Independence...it is the number one most important thing our students can learn.
When I am discussing independence with others I like to clarify by saying...
What I mean is...
Can my students exhibit the skill without anyone else present?
across all environments? (school, home, relevant community settings)
without reinforcement provided by others?
Do my students maintain the skill over time?
All of these questions are important and need to be considered. If I can't answer 'yes' for each one... then we need to do more work.
All too often I hear others say a skill is mastered. When in reality- the student can't do the skill unless they are in their familiar classroom, with a known teacher, and a token economy is running. Does this sound familiar?
True independence takes TIME, it's hard, but it's worth it. I am never more proud than when I see one of my previous students doing something I know I taught them years before. They are amazing!
There are so many important skills to work on before my students age out of the school system at 21 years...so I want to make sure I am choosing the RIGHT skills. My students work HARD and I want to use their time wisely.
One way I build independence in my classroom is through SCHEDULES.
Who doesn't love a good schedule? I can't imagine how I would remember where to be all day without them!
Our students often need this structure, so my students have schedules for just about everything. They have full day schedules, vocational schedules, leisure schedules, peer interaction schedules, and mini schedules within schedules. My students thrive off this structure and I LOVE the progress they make!
Not only do schedules help minimize problem behavior, maintain mastered skills, and generalize skills to new environments....but you guessed it- they help students do things INDEPENDENTLY. After all...this is the ultimate goal.
One of my favorite independent schedules for adolescents is a "work schedule"----more specifically an AGE APPROPRIATE work schedule. This is where my students practice mastered pre-vocational or vocational skills. I want to help my students acquire a variety of vocational skills so they can one day have a meaningful job.
A FEW THINGS TO REMEMBER:
1. Only include MASTERED tasks
....you want students to follow the schedule without help.
2. Choose AGE APPROPRIATE tasks...ideally ones that target IEP goals
DO use coins when sorting
DON'T use Sesame Street figurines when sorting
3. Vary the tasks frequently to prevent boredom or memorization
Everyone has their own method.... but make sure it works for your class and students. Our students are smarty pants and they often memorize the order of the schedule and individual tasks. Memorization, in this case is not our friend. I want my students to use the schedule to determine what they need to do.... not memorize it once and never look back. Real life schedules can be unpredictable....and so should our schedules in class.
4. Make sure all tasks are prepared and clear
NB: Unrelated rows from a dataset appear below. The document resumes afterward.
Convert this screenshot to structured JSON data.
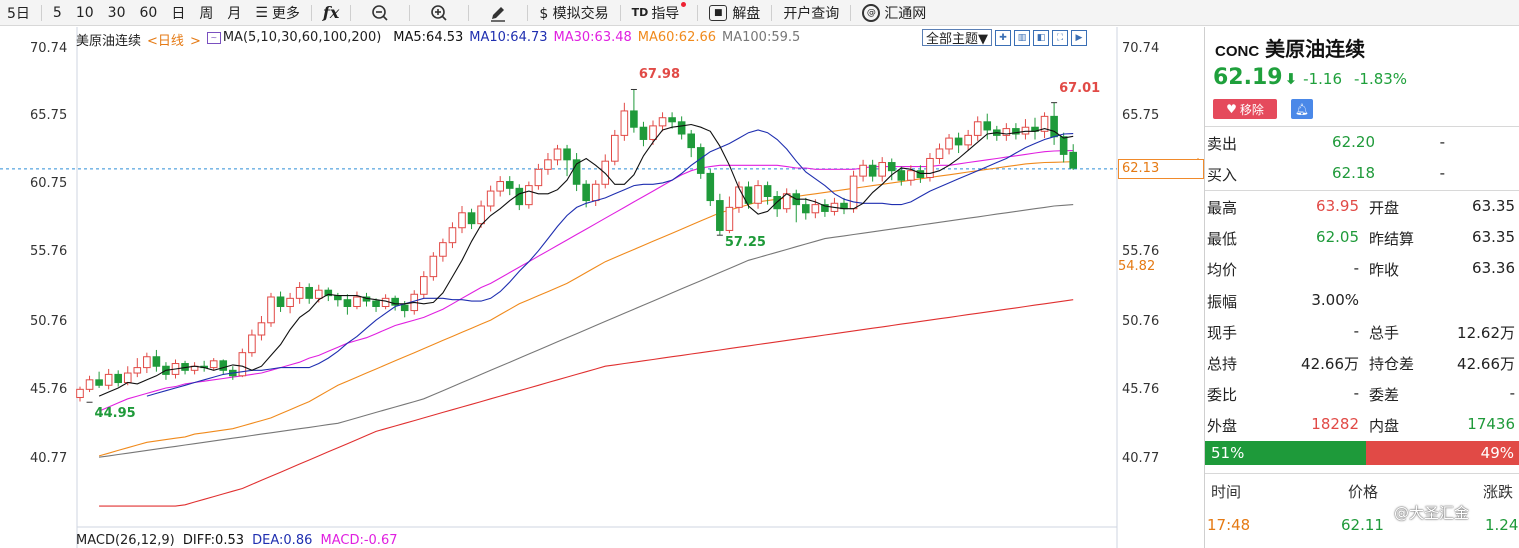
{
  "toolbar": {
    "items": [
      "5日",
      "5",
      "10",
      "30",
      "60",
      "日",
      "周",
      "月",
      "更多",
      "fx",
      "",
      "",
      "",
      "模拟交易",
      "指导",
      "解盘",
      "开户查询",
      "汇通网"
    ],
    "more_icon": "list-icon",
    "zoom_out_icon": "zoom-out-icon",
    "zoom_in_icon": "zoom-in-icon",
    "draw_icon": "pen-icon",
    "dollar_label": "$ 模拟交易",
    "td_label": "TD",
    "td_text": "指导",
    "jiepan": "解盘",
    "kaihu": "开户查询",
    "huitong": "汇通网"
  },
  "legend": {
    "name": "美原油连续",
    "period": "日线",
    "ma_group": "MA(5,10,30,60,100,200)",
    "ma5": "MA5:64.53",
    "ma10": "MA10:64.73",
    "ma30": "MA30:63.48",
    "ma60": "MA60:62.66",
    "ma100": "MA100:59.5",
    "theme": "全部主题▼"
  },
  "colors": {
    "up": "#e14a46",
    "down": "#1f9a3a",
    "ma5": "#111111",
    "ma10": "#1f2fb0",
    "ma30": "#e020e0",
    "ma60": "#f08a1c",
    "ma100": "#777777",
    "ma200": "#e03030",
    "current_line": "#2f8fd8"
  },
  "axis": {
    "left": [
      "70.74",
      "65.75",
      "60.75",
      "55.76",
      "50.76",
      "45.76",
      "40.77"
    ],
    "right": [
      "70.74",
      "65.75",
      "55.76",
      "50.76",
      "45.76",
      "40.77"
    ],
    "current_price": "62.13",
    "ma_price": "54.82"
  },
  "chart_data": {
    "type": "candlestick",
    "ylim": [
      40.77,
      70.74
    ],
    "max_label": "67.98",
    "min_label": "44.95",
    "mid_low_label": "57.25",
    "recent_high_label": "67.01",
    "current_price": 62.13,
    "current_price_label": "62.13",
    "ma60_tag_value": 54.82,
    "ma60_tag_label": "54.82",
    "candles": [
      [
        45.3,
        45.9,
        45.0,
        46.1
      ],
      [
        45.9,
        46.6,
        45.7,
        46.9
      ],
      [
        46.6,
        46.2,
        46.0,
        47.2
      ],
      [
        46.2,
        47.0,
        45.9,
        47.4
      ],
      [
        47.0,
        46.4,
        46.1,
        47.3
      ],
      [
        46.4,
        47.1,
        46.2,
        47.6
      ],
      [
        47.1,
        47.5,
        46.8,
        48.2
      ],
      [
        47.5,
        48.3,
        47.1,
        48.6
      ],
      [
        48.3,
        47.6,
        47.2,
        48.8
      ],
      [
        47.6,
        47.0,
        46.6,
        47.9
      ],
      [
        47.0,
        47.8,
        46.7,
        48.1
      ],
      [
        47.8,
        47.3,
        47.0,
        48.0
      ],
      [
        47.3,
        47.6,
        47.0,
        47.9
      ],
      [
        47.6,
        47.5,
        47.2,
        48.0
      ],
      [
        47.5,
        48.0,
        47.3,
        48.2
      ],
      [
        48.0,
        47.3,
        47.0,
        48.1
      ],
      [
        47.3,
        46.9,
        46.6,
        47.6
      ],
      [
        46.9,
        48.6,
        46.8,
        48.9
      ],
      [
        48.6,
        49.9,
        48.3,
        50.3
      ],
      [
        49.9,
        50.8,
        49.5,
        51.3
      ],
      [
        50.8,
        52.7,
        50.5,
        53.0
      ],
      [
        52.7,
        52.0,
        51.6,
        53.1
      ],
      [
        52.0,
        52.6,
        51.5,
        53.0
      ],
      [
        52.6,
        53.4,
        52.2,
        53.8
      ],
      [
        53.4,
        52.6,
        52.2,
        53.7
      ],
      [
        52.6,
        53.2,
        52.3,
        53.6
      ],
      [
        53.2,
        52.8,
        52.4,
        53.4
      ],
      [
        52.8,
        52.5,
        52.0,
        53.0
      ],
      [
        52.5,
        52.0,
        51.4,
        52.9
      ],
      [
        52.0,
        52.7,
        51.8,
        53.1
      ],
      [
        52.7,
        52.4,
        52.0,
        53.0
      ],
      [
        52.4,
        52.0,
        51.6,
        52.6
      ],
      [
        52.0,
        52.6,
        51.8,
        52.9
      ],
      [
        52.6,
        52.1,
        51.7,
        52.8
      ],
      [
        52.1,
        51.7,
        51.2,
        52.4
      ],
      [
        51.7,
        52.9,
        51.4,
        53.2
      ],
      [
        52.9,
        54.2,
        52.6,
        54.6
      ],
      [
        54.2,
        55.7,
        53.9,
        56.0
      ],
      [
        55.7,
        56.7,
        55.3,
        57.0
      ],
      [
        56.7,
        57.8,
        56.3,
        58.2
      ],
      [
        57.8,
        58.9,
        57.4,
        59.4
      ],
      [
        58.9,
        58.1,
        57.7,
        59.2
      ],
      [
        58.1,
        59.4,
        57.8,
        59.8
      ],
      [
        59.4,
        60.5,
        59.0,
        60.9
      ],
      [
        60.5,
        61.2,
        60.1,
        61.6
      ],
      [
        61.2,
        60.7,
        60.2,
        61.6
      ],
      [
        60.7,
        59.5,
        59.1,
        61.0
      ],
      [
        59.5,
        60.9,
        59.2,
        61.2
      ],
      [
        60.9,
        62.1,
        60.6,
        62.5
      ],
      [
        62.1,
        62.8,
        61.7,
        63.3
      ],
      [
        62.8,
        63.6,
        62.4,
        63.9
      ],
      [
        63.6,
        62.8,
        61.6,
        63.9
      ],
      [
        62.8,
        61.0,
        60.5,
        63.3
      ],
      [
        61.0,
        59.8,
        59.3,
        61.3
      ],
      [
        59.8,
        61.0,
        59.4,
        61.3
      ],
      [
        61.0,
        62.7,
        60.7,
        63.2
      ],
      [
        62.7,
        64.6,
        62.4,
        65.0
      ],
      [
        64.6,
        66.4,
        64.2,
        67.0
      ],
      [
        66.4,
        65.2,
        64.8,
        67.98
      ],
      [
        65.2,
        64.3,
        63.8,
        65.6
      ],
      [
        64.3,
        65.3,
        63.9,
        65.7
      ],
      [
        65.3,
        65.9,
        64.9,
        66.3
      ],
      [
        65.9,
        65.6,
        65.1,
        66.3
      ],
      [
        65.6,
        64.7,
        64.3,
        66.0
      ],
      [
        64.7,
        63.7,
        63.0,
        65.0
      ],
      [
        63.7,
        61.8,
        61.4,
        64.0
      ],
      [
        61.8,
        59.8,
        59.4,
        62.1
      ],
      [
        59.8,
        57.6,
        57.25,
        60.3
      ],
      [
        57.6,
        59.3,
        57.4,
        60.1
      ],
      [
        59.3,
        60.8,
        58.9,
        61.2
      ],
      [
        60.8,
        59.6,
        59.2,
        61.2
      ],
      [
        59.6,
        60.9,
        59.2,
        61.3
      ],
      [
        60.9,
        60.1,
        59.5,
        61.2
      ],
      [
        60.1,
        59.2,
        58.6,
        60.5
      ],
      [
        59.2,
        60.3,
        58.9,
        60.7
      ],
      [
        60.3,
        59.5,
        58.2,
        60.6
      ],
      [
        59.5,
        58.9,
        58.4,
        60.0
      ],
      [
        58.9,
        59.5,
        58.5,
        59.9
      ],
      [
        59.5,
        59.0,
        58.6,
        59.9
      ],
      [
        59.0,
        59.6,
        58.7,
        60.0
      ],
      [
        59.6,
        59.2,
        58.8,
        60.0
      ],
      [
        59.2,
        61.6,
        58.9,
        62.0
      ],
      [
        61.6,
        62.4,
        61.2,
        62.8
      ],
      [
        62.4,
        61.6,
        61.2,
        62.8
      ],
      [
        61.6,
        62.6,
        61.2,
        63.0
      ],
      [
        62.6,
        62.0,
        61.3,
        62.9
      ],
      [
        62.0,
        61.3,
        60.9,
        62.3
      ],
      [
        61.3,
        62.0,
        60.9,
        62.4
      ],
      [
        62.0,
        61.5,
        61.1,
        62.4
      ],
      [
        61.5,
        62.9,
        61.2,
        63.3
      ],
      [
        62.9,
        63.6,
        62.5,
        64.0
      ],
      [
        63.6,
        64.4,
        63.2,
        64.7
      ],
      [
        64.4,
        63.9,
        63.3,
        64.8
      ],
      [
        63.9,
        64.6,
        63.5,
        65.0
      ],
      [
        64.6,
        65.6,
        64.2,
        66.0
      ],
      [
        65.6,
        65.0,
        64.3,
        66.2
      ],
      [
        65.0,
        64.6,
        64.2,
        65.3
      ],
      [
        64.6,
        65.1,
        64.2,
        65.5
      ],
      [
        65.1,
        64.7,
        64.3,
        65.5
      ],
      [
        64.7,
        65.2,
        64.3,
        65.8
      ],
      [
        65.2,
        64.9,
        64.3,
        65.9
      ],
      [
        64.9,
        66.0,
        64.4,
        66.3
      ],
      [
        66.0,
        64.5,
        63.9,
        67.01
      ],
      [
        64.5,
        63.2,
        62.6,
        64.8
      ],
      [
        63.35,
        62.19,
        62.05,
        63.95
      ]
    ],
    "ma5": [
      45.4,
      45.7,
      46.0,
      46.4,
      46.3,
      46.6,
      46.9,
      47.3,
      47.4,
      47.5,
      47.6,
      47.5,
      47.3,
      47.5,
      47.7,
      47.6,
      47.3,
      47.6,
      48.4,
      49.2,
      50.3,
      51.2,
      51.7,
      52.5,
      52.9,
      52.8,
      52.8,
      52.8,
      52.6,
      52.5,
      52.4,
      52.2,
      52.2,
      52.3,
      52.2,
      52.3,
      53.0,
      54.2,
      55.4,
      56.8,
      58.0,
      58.7,
      59.2,
      59.8,
      60.3,
      60.5,
      60.3,
      60.3,
      60.6,
      61.3,
      62.5,
      62.9,
      62.4,
      61.8,
      61.0,
      61.0,
      61.7,
      63.1,
      64.1,
      65.0,
      65.2,
      65.3,
      65.4,
      65.2,
      64.9,
      63.8,
      62.4,
      60.7,
      59.4,
      58.8,
      59.0,
      59.7,
      60.3,
      59.9,
      59.9,
      59.7,
      59.4,
      59.3,
      59.2,
      59.2,
      59.6,
      60.4,
      61.0,
      61.7,
      62.2,
      62.1,
      61.8,
      61.8,
      62.0,
      62.4,
      62.9,
      63.5,
      64.1,
      64.7,
      64.8,
      64.7,
      64.8,
      64.9,
      64.9,
      65.1,
      64.9,
      64.4,
      64.53
    ],
    "ma10": [
      45.4,
      45.6,
      45.8,
      46.0,
      46.2,
      46.4,
      46.6,
      46.8,
      47.0,
      47.1,
      47.2,
      47.3,
      47.3,
      47.4,
      47.5,
      47.5,
      47.5,
      47.5,
      47.8,
      48.2,
      48.7,
      49.3,
      49.8,
      50.4,
      51.0,
      51.5,
      52.0,
      52.2,
      52.4,
      52.6,
      52.6,
      52.6,
      52.5,
      52.5,
      52.4,
      52.4,
      52.6,
      53.1,
      53.8,
      54.6,
      55.3,
      56.1,
      57.0,
      57.9,
      58.7,
      59.3,
      59.6,
      59.8,
      60.0,
      60.3,
      60.6,
      60.9,
      61.0,
      61.0,
      61.1,
      61.3,
      61.8,
      62.4,
      62.9,
      63.4,
      63.7,
      64.0,
      64.4,
      64.8,
      65.0,
      64.8,
      64.3,
      63.6,
      62.7,
      61.9,
      61.4,
      60.9,
      60.3,
      59.9,
      59.7,
      59.6,
      59.6,
      59.6,
      59.5,
      59.5,
      59.7,
      60.1,
      60.5,
      60.8,
      61.1,
      61.4,
      61.7,
      62.0,
      62.3,
      62.6,
      62.9,
      63.3,
      63.7,
      64.0,
      64.3,
      64.5,
      64.7,
      64.73
    ],
    "ma30": [
      44.3,
      44.6,
      44.9,
      45.2,
      45.4,
      45.6,
      45.8,
      46.0,
      46.1,
      46.3,
      46.4,
      46.5,
      46.6,
      46.7,
      46.8,
      46.9,
      47.0,
      47.1,
      47.3,
      47.5,
      47.7,
      47.9,
      48.2,
      48.4,
      48.7,
      49.0,
      49.3,
      49.5,
      49.7,
      50.0,
      50.3,
      50.6,
      50.8,
      51.0,
      51.2,
      51.5,
      51.8,
      52.2,
      52.6,
      53.0,
      53.4,
      53.7,
      54.1,
      54.5,
      54.9,
      55.3,
      55.7,
      56.1,
      56.5,
      56.9,
      57.3,
      57.7,
      58.1,
      58.5,
      58.9,
      59.3,
      59.7,
      60.1,
      60.5,
      60.9,
      61.3,
      61.7,
      62.0,
      62.2,
      62.3,
      62.4,
      62.4,
      62.4,
      62.4,
      62.4,
      62.4,
      62.4,
      62.3,
      62.2,
      62.2,
      62.1,
      62.1,
      62.1,
      62.1,
      62.1,
      62.2,
      62.3,
      62.3,
      62.3,
      62.3,
      62.3,
      62.3,
      62.3,
      62.4,
      62.4,
      62.5,
      62.6,
      62.7,
      62.8,
      62.9,
      63.0,
      63.1,
      63.2,
      63.3,
      63.4,
      63.45,
      63.47,
      63.48
    ],
    "ma60": [
      41.0,
      41.2,
      41.4,
      41.6,
      41.8,
      42.0,
      42.1,
      42.2,
      42.3,
      42.4,
      42.6,
      42.7,
      42.8,
      42.9,
      43.0,
      43.2,
      43.4,
      43.6,
      43.8,
      44.1,
      44.4,
      44.7,
      45.0,
      45.4,
      45.8,
      46.2,
      46.5,
      46.8,
      47.1,
      47.4,
      47.7,
      48.0,
      48.3,
      48.6,
      48.9,
      49.2,
      49.5,
      49.8,
      50.1,
      50.4,
      50.7,
      51.0,
      51.4,
      51.8,
      52.2,
      52.5,
      52.8,
      53.1,
      53.4,
      53.7,
      54.1,
      54.5,
      54.9,
      55.3,
      55.6,
      55.9,
      56.2,
      56.5,
      56.8,
      57.1,
      57.4,
      57.7,
      58.0,
      58.3,
      58.6,
      58.9,
      59.1,
      59.3,
      59.5,
      59.7,
      59.8,
      59.9,
      60.0,
      60.1,
      60.2,
      60.3,
      60.4,
      60.5,
      60.6,
      60.7,
      60.8,
      60.9,
      61.0,
      61.1,
      61.2,
      61.3,
      61.4,
      61.5,
      61.6,
      61.7,
      61.8,
      61.9,
      62.0,
      62.1,
      62.2,
      62.3,
      62.4,
      62.5,
      62.55,
      62.6,
      62.62,
      62.64,
      62.66
    ],
    "ma100": [
      40.9,
      41.0,
      41.1,
      41.2,
      41.3,
      41.4,
      41.5,
      41.6,
      41.7,
      41.8,
      41.9,
      42.0,
      42.1,
      42.2,
      42.3,
      42.4,
      42.5,
      42.6,
      42.7,
      42.8,
      42.9,
      43.0,
      43.1,
      43.2,
      43.3,
      43.4,
      43.6,
      43.8,
      44.0,
      44.2,
      44.4,
      44.6,
      44.8,
      45.0,
      45.2,
      45.5,
      45.8,
      46.1,
      46.4,
      46.7,
      47.0,
      47.3,
      47.6,
      47.9,
      48.2,
      48.5,
      48.8,
      49.1,
      49.4,
      49.7,
      50.0,
      50.3,
      50.6,
      50.9,
      51.2,
      51.5,
      51.8,
      52.1,
      52.4,
      52.7,
      53.0,
      53.3,
      53.6,
      53.9,
      54.2,
      54.5,
      54.8,
      55.1,
      55.4,
      55.6,
      55.8,
      56.0,
      56.2,
      56.4,
      56.6,
      56.8,
      57.0,
      57.1,
      57.2,
      57.3,
      57.4,
      57.5,
      57.6,
      57.7,
      57.8,
      57.9,
      58.0,
      58.1,
      58.2,
      58.3,
      58.4,
      58.5,
      58.6,
      58.7,
      58.8,
      58.9,
      59.0,
      59.1,
      59.2,
      59.3,
      59.4,
      59.45,
      59.5
    ],
    "ma200": [
      37.3,
      37.3,
      37.3,
      37.3,
      37.3,
      37.3,
      37.3,
      37.3,
      37.3,
      37.4,
      37.6,
      37.8,
      38.0,
      38.2,
      38.4,
      38.6,
      38.9,
      39.2,
      39.5,
      39.8,
      40.1,
      40.4,
      40.7,
      41.0,
      41.3,
      41.6,
      41.9,
      42.2,
      42.5,
      42.8,
      43.0,
      43.2,
      43.4,
      43.6,
      43.8,
      44.0,
      44.2,
      44.4,
      44.6,
      44.8,
      45.0,
      45.2,
      45.4,
      45.6,
      45.8,
      46.0,
      46.2,
      46.4,
      46.6,
      46.8,
      47.0,
      47.2,
      47.4,
      47.6,
      47.7,
      47.8,
      47.9,
      48.0,
      48.1,
      48.2,
      48.3,
      48.4,
      48.5,
      48.6,
      48.7,
      48.8,
      48.9,
      49.0,
      49.1,
      49.2,
      49.3,
      49.4,
      49.5,
      49.6,
      49.7,
      49.8,
      49.9,
      50.0,
      50.1,
      50.2,
      50.3,
      50.4,
      50.5,
      50.6,
      50.7,
      50.8,
      50.9,
      51.0,
      51.1,
      51.2,
      51.3,
      51.4,
      51.5,
      51.6,
      51.7,
      51.8,
      51.9,
      52.0,
      52.1,
      52.2,
      52.3,
      52.4,
      52.5
    ]
  },
  "macd": {
    "label": "MACD(26,12,9)",
    "diff": "DIFF:0.53",
    "dea": "DEA:0.86",
    "macd": "MACD:-0.67"
  },
  "panel": {
    "code": "CONC",
    "name": "美原油连续",
    "price": "62.19",
    "arrow": "⬇",
    "change": "-1.16",
    "change_pct": "-1.83%",
    "remove_label": "移除",
    "sell_label": "卖出",
    "sell_price": "62.20",
    "sell_vol": "-",
    "buy_label": "买入",
    "buy_price": "62.18",
    "buy_vol": "-",
    "rows": [
      {
        "k1": "最高",
        "v1": "63.95",
        "c1": "#e14a46",
        "k2": "开盘",
        "v2": "63.35",
        "c2": "#222222"
      },
      {
        "k1": "最低",
        "v1": "62.05",
        "c1": "#1f9a3a",
        "k2": "昨结算",
        "v2": "63.35",
        "c2": "#222222"
      },
      {
        "k1": "均价",
        "v1": "-",
        "c1": "#222222",
        "k2": "昨收",
        "v2": "63.36",
        "c2": "#222222"
      },
      {
        "k1": "振幅",
        "v1": "3.00%",
        "c1": "#222222",
        "k2": "",
        "v2": "",
        "c2": "#222222"
      },
      {
        "k1": "现手",
        "v1": "-",
        "c1": "#222222",
        "k2": "总手",
        "v2": "12.62万",
        "c2": "#222222"
      },
      {
        "k1": "总持",
        "v1": "42.66万",
        "c1": "#222222",
        "k2": "持仓差",
        "v2": "42.66万",
        "c2": "#222222"
      },
      {
        "k1": "委比",
        "v1": "-",
        "c1": "#222222",
        "k2": "委差",
        "v2": "-",
        "c2": "#222222"
      },
      {
        "k1": "外盘",
        "v1": "18282",
        "c1": "#e14a46",
        "k2": "内盘",
        "v2": "17436",
        "c2": "#1f9a3a"
      }
    ],
    "bar_left": "51%",
    "bar_right": "49%",
    "bar_left_fraction": 0.51,
    "th_time": "时间",
    "th_price": "价格",
    "th_change": "涨跌",
    "t_time": "17:48",
    "t_price": "62.11",
    "t_change": "1.24",
    "watermark": "@大圣汇金"
  }
}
Nothing is worse than our students getting a bin, only to find half of the materials missing and no directions. Of course you could do this purposefully in order to teach "asking for assistance"---- but that's a topic for another day.
5. Do NOT have students undo tasks
.....you wouldn't undo your own work would you?
We want our students to see the value of completing their work.
6. Teach students to access reinforcement
....I know I usually work for $, what about you?
reinforcement doesn't have to inhibit independence....just help students access their own reinforcement instead of relying on others to track and provide it fore them.
I have become a bit of a hoarder when it comes to independent work tasks. They fill my classroom bookshelves, closet, and sometimes my car. I know I am not the only one in this boat. You all know who you are... :)
My favorite places to find things to include in new bins are The Dollar Tree and Target Dollar Spot. I can always count on both places to have something I NEED.
I plan to participate in WORKBASKET WEDNESDAY and write many more posts on this topic...so stay tuned!